> **SUPPLIED RECORDS**:
Segment Open
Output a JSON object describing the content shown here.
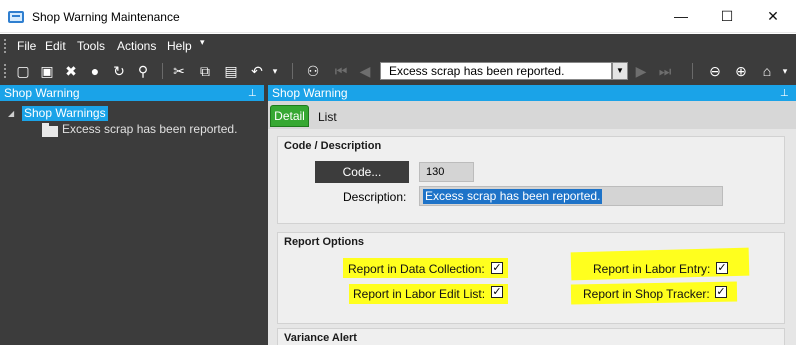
{
  "window": {
    "title": "Shop Warning Maintenance",
    "minimize": "—",
    "maximize": "☐",
    "close": "✕"
  },
  "menu": {
    "file": "File",
    "edit": "Edit",
    "tools": "Tools",
    "actions": "Actions",
    "help": "Help"
  },
  "toolbar": {
    "nav_value": "Excess scrap has been reported."
  },
  "left_panel": {
    "title": "Shop Warning",
    "tree_root": "Shop Warnings",
    "tree_child": "Excess scrap has been reported."
  },
  "right_panel": {
    "title": "Shop Warning",
    "tabs": {
      "detail": "Detail",
      "list": "List"
    }
  },
  "code_description": {
    "section_title": "Code / Description",
    "code_button": "Code...",
    "code_value": "130",
    "description_label": "Description:",
    "description_value": "Excess scrap has been reported."
  },
  "report_options": {
    "section_title": "Report Options",
    "data_collection": "Report in Data Collection:",
    "labor_entry": "Report in Labor Entry:",
    "labor_edit_list": "Report in Labor Edit List:",
    "shop_tracker": "Report in Shop Tracker:",
    "checked": "✓"
  },
  "variance_alert": {
    "section_title": "Variance Alert"
  },
  "colors": {
    "accent_blue": "#1aa3e8",
    "dark_chrome": "#3c3c3c",
    "tab_green": "#36a832",
    "highlight_yellow": "#ffff1e",
    "selection_blue": "#1e73c8"
  }
}
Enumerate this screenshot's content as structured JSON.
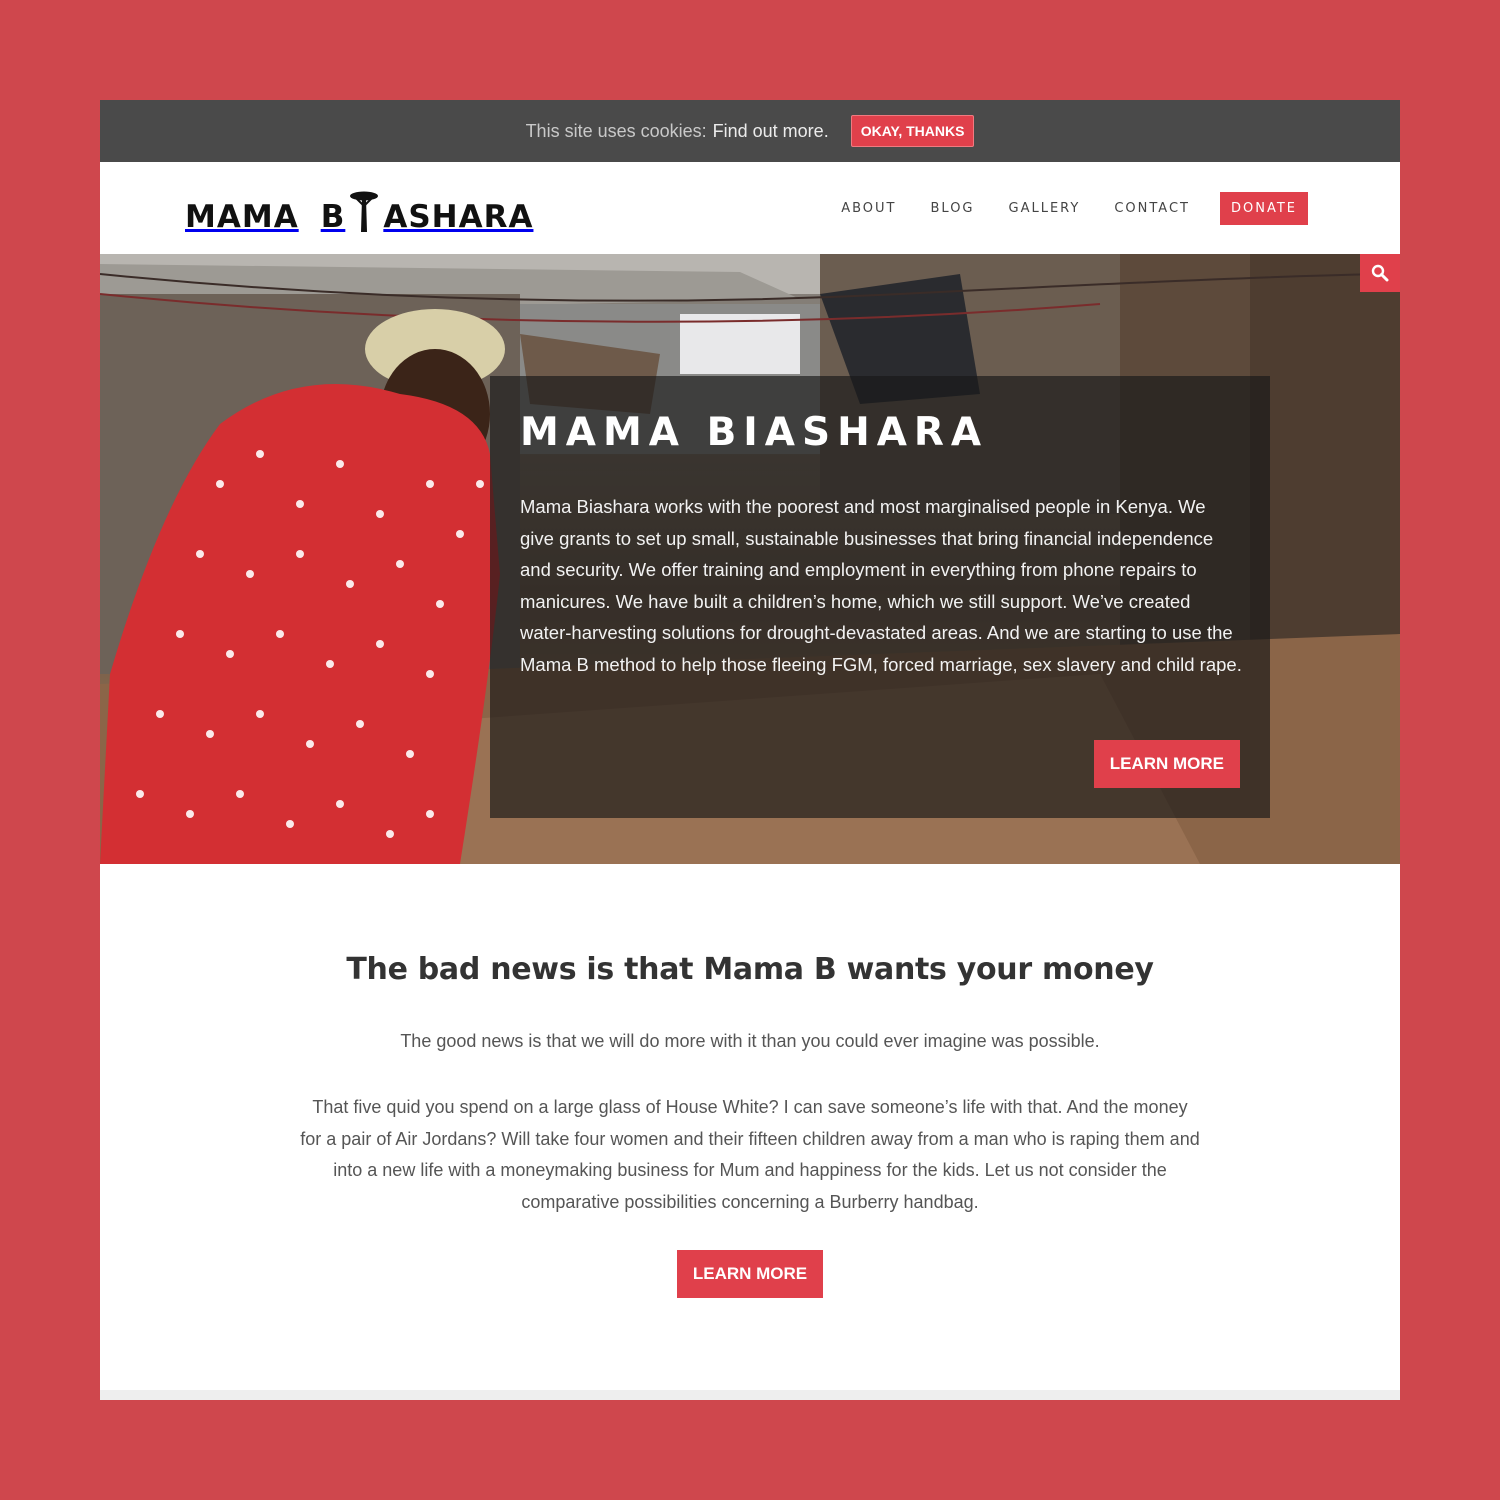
{
  "cookie_bar": {
    "text": "This site uses cookies:",
    "link": "Find out more.",
    "button": "OKAY, THANKS"
  },
  "header": {
    "logo_left": "MAMA",
    "logo_right_a": "B",
    "logo_right_b": "ASHARA",
    "nav": [
      "ABOUT",
      "BLOG",
      "GALLERY",
      "CONTACT"
    ],
    "donate": "DONATE"
  },
  "hero": {
    "title": "MAMA BIASHARA",
    "text": "Mama Biashara works with the poorest and most marginalised people in Kenya. We give grants to set up small, sustainable businesses that bring financial independence and security. We offer training and employment in everything from phone repairs to manicures. We have built a children’s home, which we still support. We’ve created water-harvesting solutions for drought-devastated areas. And we are starting to use the Mama B method to help those fleeing FGM, forced marriage, sex slavery and child rape.",
    "button": "LEARN MORE"
  },
  "section": {
    "title": "The bad news is that Mama B wants your money",
    "lead": "The good news is that we will do more with it than you could ever imagine was possible.",
    "paragraph": "That five quid you spend on a large glass of House White? I can save someone’s life with that. And the money for a pair of Air Jordans? Will take four women and their fifteen children away from a man who is raping them and into a new life with a moneymaking business for Mum and happiness for the kids. Let us not consider the comparative possibilities concerning a Burberry handbag.",
    "button": "LEARN MORE"
  },
  "colors": {
    "frame": "#cf474d",
    "accent": "#e0404b",
    "cookie_bar": "#4a4a4a"
  },
  "icons": [
    "search-icon",
    "acacia-tree-icon"
  ]
}
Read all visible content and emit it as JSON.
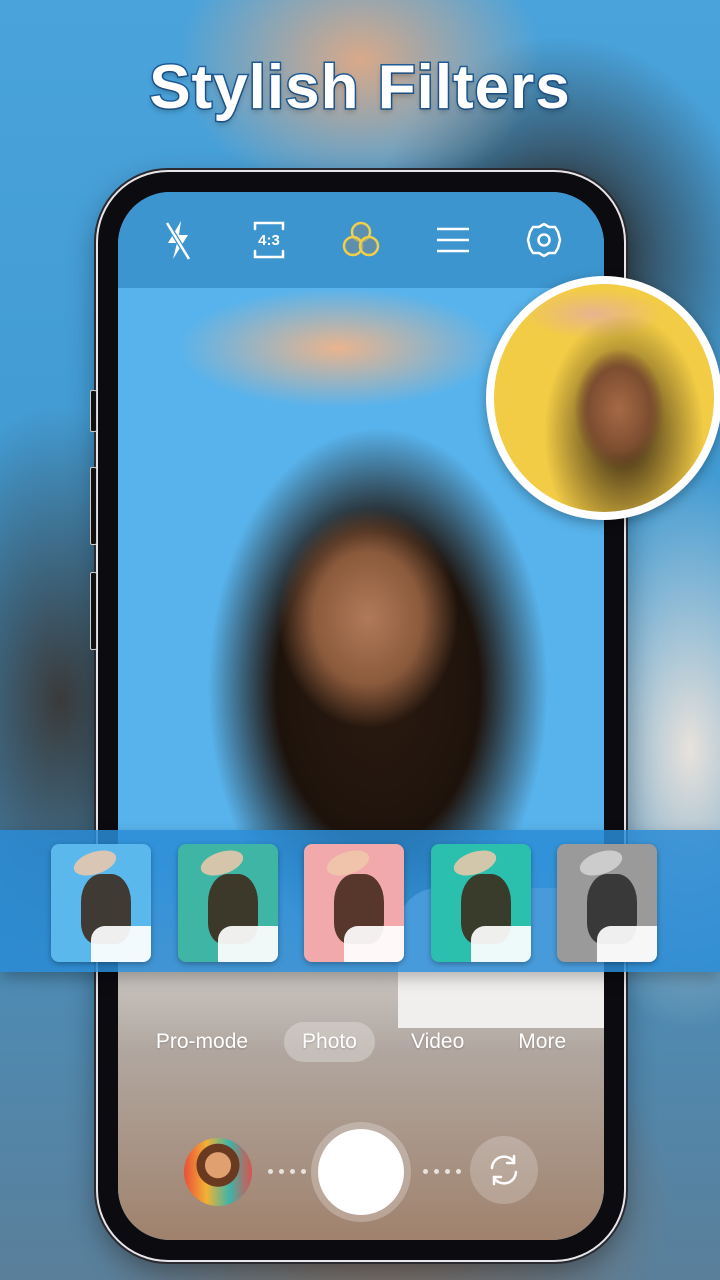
{
  "headline": "Stylish Filters",
  "colors": {
    "accent_blue": "#3d95cf",
    "filter_strip": "#2a8cd6",
    "active_filter_icon": "#f2cf4a",
    "headline_stroke": "#1f5d9a"
  },
  "topbar": {
    "icons": [
      {
        "name": "flash-off-icon",
        "label": "Flash off"
      },
      {
        "name": "aspect-ratio-icon",
        "label": "4:3"
      },
      {
        "name": "filters-icon",
        "label": "Filters",
        "active": true
      },
      {
        "name": "menu-icon",
        "label": "Menu"
      },
      {
        "name": "settings-icon",
        "label": "Settings"
      }
    ]
  },
  "filters": [
    {
      "name": "original",
      "tint": "#5ab8ec"
    },
    {
      "name": "teal-pink",
      "tint": "#3fb5a5"
    },
    {
      "name": "pink",
      "tint": "#f2a9ab"
    },
    {
      "name": "vivid-teal",
      "tint": "#2bbfae"
    },
    {
      "name": "mono",
      "tint": "#9a9a9a"
    }
  ],
  "modes": [
    {
      "label": "Pro-mode",
      "active": false
    },
    {
      "label": "Photo",
      "active": true
    },
    {
      "label": "Video",
      "active": false
    },
    {
      "label": "More",
      "active": false
    }
  ],
  "preview_filter_tint": "#f2cc45"
}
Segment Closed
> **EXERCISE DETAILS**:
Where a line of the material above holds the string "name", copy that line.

> **RESPONSE AREA**:
        "name": "flash-off-icon",
        "name": "aspect-ratio-icon",
        "name": "filters-icon",
        "name": "menu-icon",
        "name": "settings-icon",
      "name": "original",
      "name": "teal-pink",
      "name": "pink",
      "name": "vivid-teal",
      "name": "mono",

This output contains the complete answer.